Board Game Gives Insights into Making Hard Choices in Architecture
April 8, 2010—There are several ways to learn about software architecture. You could read Software Architecture in Practice, Second Edition by Len Bass, Paul Clements, and Rick Kazman. You could join the software architecture community and comment on insightful blog posts and forums. You could take a class such as the Software Architecture Principles and Practices course, which is available both at the SEI and online. But did you know that you can also learn about essential software architecture principles and practices by playing a board game?
The “Hard Choices” board game was developed by Ipek Ozkaya, Nanette Brown, and Robert Nord of the SEI, as well as Philippe Kruchten and Erin Lim of the University of British Columbia. They based the game on Quality Tree Software’s “Short Cut” game. As Lim said in an entry on the SATURN Network blog, “The purpose of Hard Choices is to help players recognize, develop, and learn strategies for managing uncertainty, risk, options, and technical debt.”
The Hard Choices game board represents the development cycle for a piece of software. In the quest to become the market leader, players race to be the first to release a product to the marketplace. The goal of the game is to try to finish with as many points as possible. Players earn points for landing on a square with a tool (earning one point) or by not finishing last (anywhere from one to five points).
However, the hard choices come when players decide whether or not to take shortcuts and incur penalties, or to traverse the board more slowly and potentially earn more points. The researchers on the team are interested in understanding the strategies that people employ during software development in the face of uncertainty, and in the choices they make in the game about investing effort to gain an advantage or paying a price to take shortcuts. Hard Choices takes about an hour to play and includes a debriefing session afterward so that players can discuss their playing experiences.
Sixteen members of Agile Vancouver played a sample version of Hard Choices on March 1. Lim reported that as they played the game, the conversations shifted from simply double-checking the rules to discussing strategies for finishing and winning the game. Players also had a chance to discuss the game in the debriefing and post-game strategy session.
Lim writes, “One player commented that he decided to play aggressively and to take as many shortcuts as possible so that he could finish first and collect the extra bonus points. At the same table, another player decided to play conservatively, avoiding all the shortcuts but collecting points instead. When the game was finished, the conservative player ended up winning the game over the aggressive player because, over time, the aggressive player became paralyzed by all the penalties he had accumulated from taking shortcuts.”

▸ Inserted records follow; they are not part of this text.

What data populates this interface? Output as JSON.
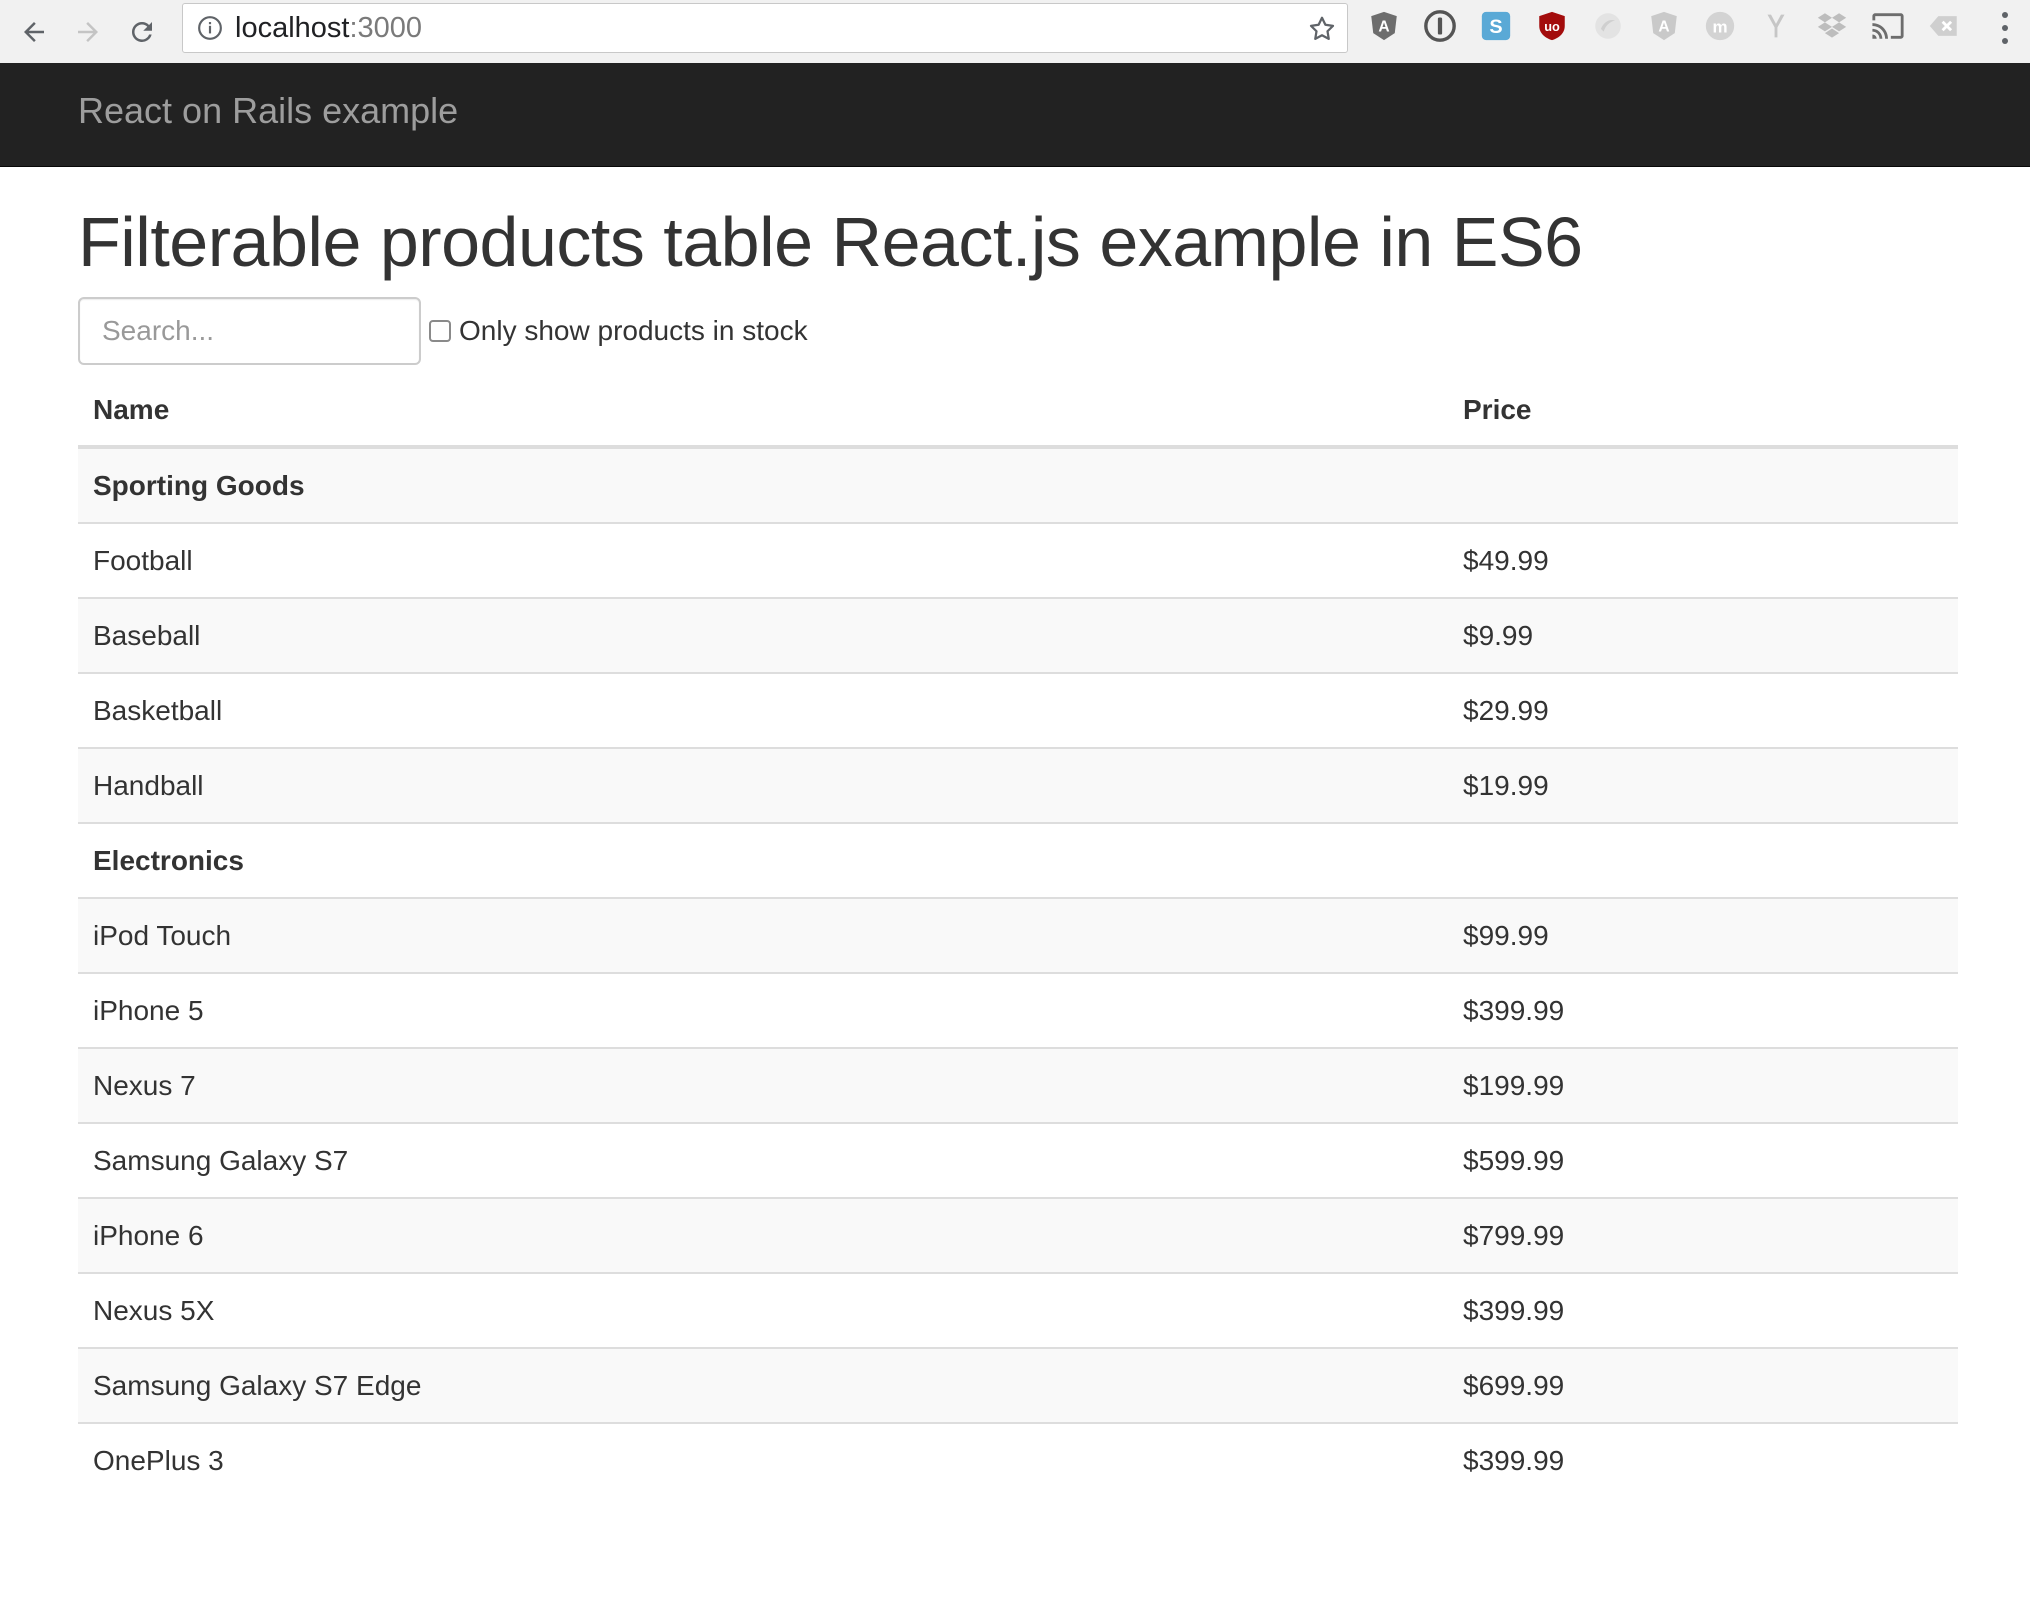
{
  "browser": {
    "url_host": "localhost",
    "url_port": ":3000",
    "extensions": [
      "angular-shield-icon",
      "onepassword-icon",
      "skype-icon",
      "ublock-icon",
      "chrome-extension-icon",
      "angular-icon",
      "m-extension-icon",
      "wappalyzer-icon",
      "dropbox-icon",
      "cast-icon",
      "clear-cache-icon"
    ]
  },
  "navbar": {
    "brand": "React on Rails example"
  },
  "page": {
    "title": "Filterable products table React.js example in ES6"
  },
  "search": {
    "placeholder": "Search...",
    "value": "",
    "stock_only_label": "Only show products in stock",
    "stock_only_checked": false
  },
  "table": {
    "headers": {
      "name": "Name",
      "price": "Price"
    },
    "categories": [
      {
        "name": "Sporting Goods",
        "products": [
          {
            "name": "Football",
            "price": "$49.99",
            "stocked": true
          },
          {
            "name": "Baseball",
            "price": "$9.99",
            "stocked": true
          },
          {
            "name": "Basketball",
            "price": "$29.99",
            "stocked": false
          },
          {
            "name": "Handball",
            "price": "$19.99",
            "stocked": false
          }
        ]
      },
      {
        "name": "Electronics",
        "products": [
          {
            "name": "iPod Touch",
            "price": "$99.99",
            "stocked": true
          },
          {
            "name": "iPhone 5",
            "price": "$399.99",
            "stocked": false
          },
          {
            "name": "Nexus 7",
            "price": "$199.99",
            "stocked": true
          },
          {
            "name": "Samsung Galaxy S7",
            "price": "$599.99",
            "stocked": false
          },
          {
            "name": "iPhone 6",
            "price": "$799.99",
            "stocked": false
          },
          {
            "name": "Nexus 5X",
            "price": "$399.99",
            "stocked": true
          },
          {
            "name": "Samsung Galaxy S7 Edge",
            "price": "$699.99",
            "stocked": true
          },
          {
            "name": "OnePlus 3",
            "price": "$399.99",
            "stocked": true
          }
        ]
      }
    ]
  },
  "colors": {
    "navbar_bg": "#222222",
    "brand_text": "#9d9d9d",
    "out_of_stock": "#ff0000",
    "striped_row": "#f9f9f9"
  }
}
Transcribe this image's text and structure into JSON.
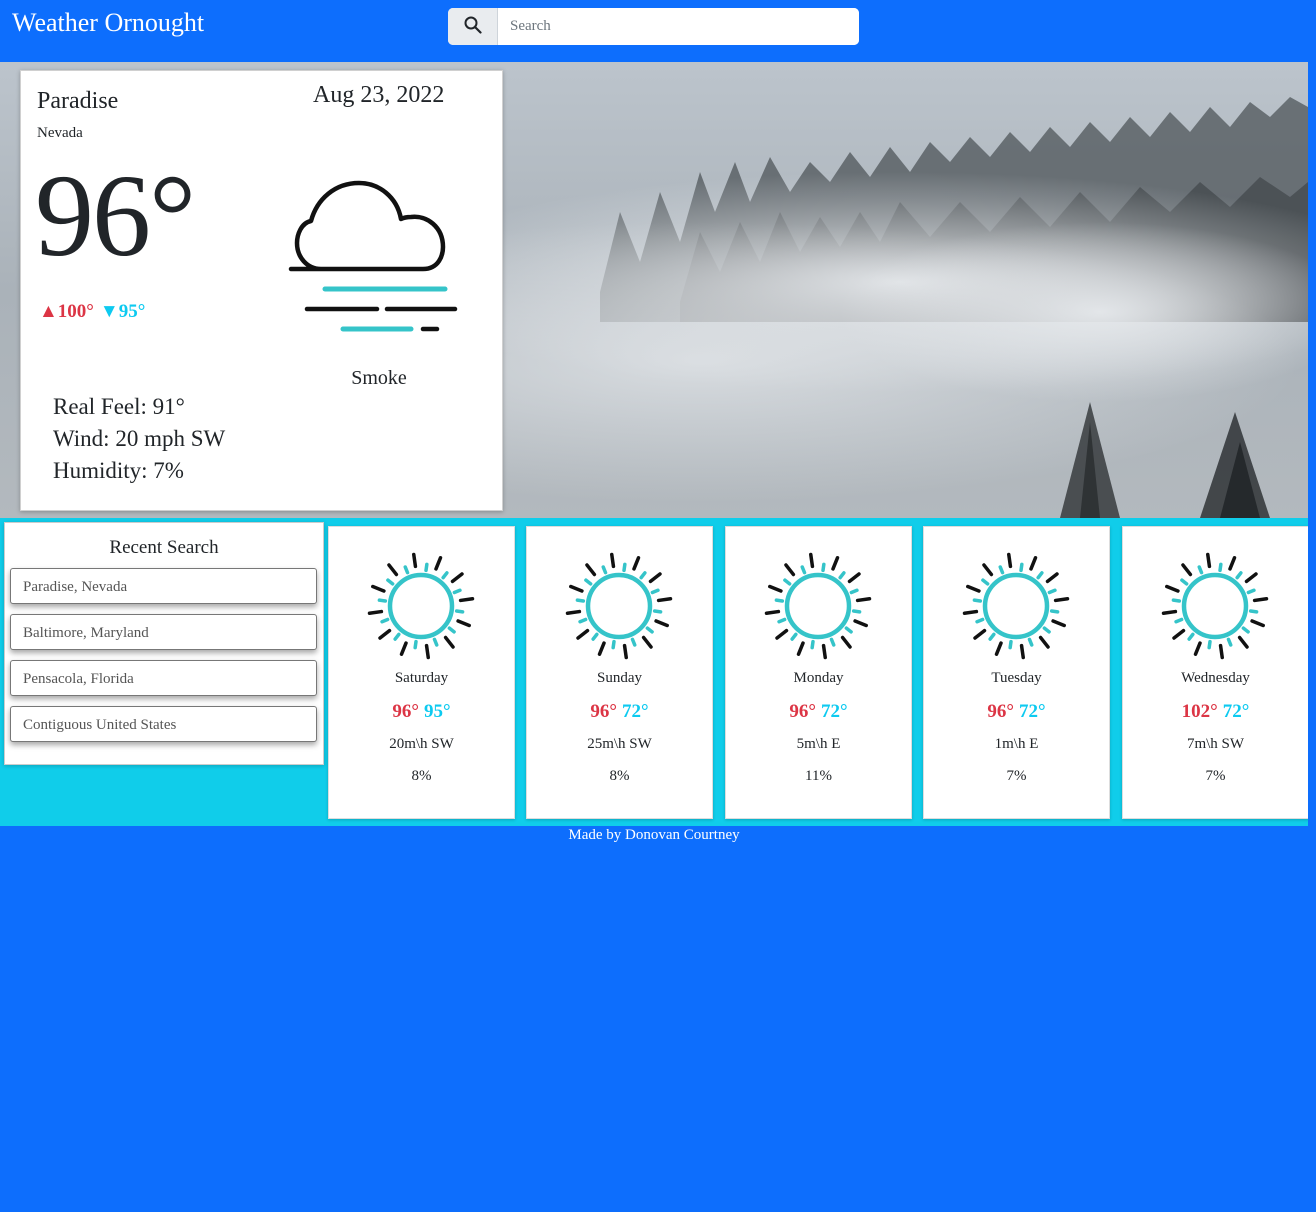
{
  "header": {
    "brand": "Weather Ornought",
    "search_placeholder": "Search",
    "search_value": "",
    "search_icon": "search-icon"
  },
  "current": {
    "city": "Paradise",
    "state": "Nevada",
    "date": "Aug 23, 2022",
    "temp": "96°",
    "high": "▲100°",
    "low": "▼95°",
    "condition": "Smoke",
    "condition_icon": "fog-cloud-icon",
    "real_feel": "Real Feel: 91°",
    "wind": "Wind: 20 mph SW",
    "humidity": "Humidity: 7%"
  },
  "recent": {
    "title": "Recent Search",
    "items": [
      "Paradise, Nevada",
      "Baltimore, Maryland",
      "Pensacola, Florida",
      "Contiguous United States"
    ]
  },
  "forecast": [
    {
      "day": "Saturday",
      "hi": "96°",
      "lo": "95°",
      "wind": "20m\\h SW",
      "humidity": "8%",
      "icon": "sun-icon"
    },
    {
      "day": "Sunday",
      "hi": "96°",
      "lo": "72°",
      "wind": "25m\\h SW",
      "humidity": "8%",
      "icon": "sun-icon"
    },
    {
      "day": "Monday",
      "hi": "96°",
      "lo": "72°",
      "wind": "5m\\h E",
      "humidity": "11%",
      "icon": "sun-icon"
    },
    {
      "day": "Tuesday",
      "hi": "96°",
      "lo": "72°",
      "wind": "1m\\h E",
      "humidity": "7%",
      "icon": "sun-icon"
    },
    {
      "day": "Wednesday",
      "hi": "102°",
      "lo": "72°",
      "wind": "7m\\h SW",
      "humidity": "7%",
      "icon": "sun-icon"
    }
  ],
  "footer": "Made by Donovan Courtney",
  "colors": {
    "navbar": "#0d6efd",
    "strip": "#10cdea",
    "high": "#dc3545",
    "low": "#0dcaf0",
    "icon_accent": "#35c4c9"
  }
}
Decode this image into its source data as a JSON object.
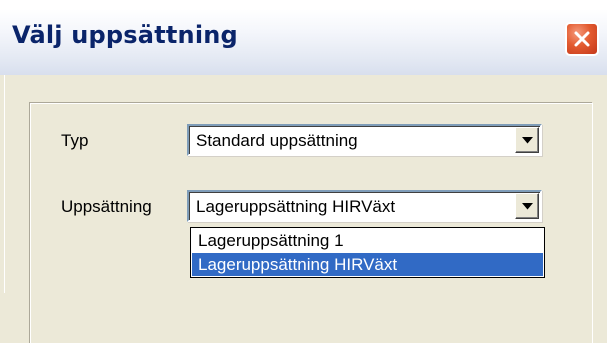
{
  "window": {
    "title": "Välj uppsättning",
    "close_icon": "close-icon",
    "close_color": "#e35b30"
  },
  "form": {
    "typ": {
      "label": "Typ",
      "value": "Standard uppsättning",
      "arrow_icon": "chevron-down-icon"
    },
    "uppsattning": {
      "label": "Uppsättning",
      "value": "Lageruppsättning HIRVäxt",
      "arrow_icon": "chevron-down-icon",
      "options": [
        {
          "label": "Lageruppsättning 1",
          "selected": false
        },
        {
          "label": "Lageruppsättning HIRVäxt",
          "selected": true
        }
      ]
    }
  },
  "colors": {
    "selection": "#316ac5",
    "dialog_bg": "#ece9d8",
    "title_text": "#0a246a"
  }
}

Once the game is finalized, Hard Choices will be available for download under a Creative Commons license. But if you’d like to play it before it’s released, you’ll have a chance to try it out at the SATURN 2010 conference. The Co-Operative Learning event on agile software development and software architecture on Friday, May 21, will give you a chance to play Hard Choices along with other SATURN 2010 attendees.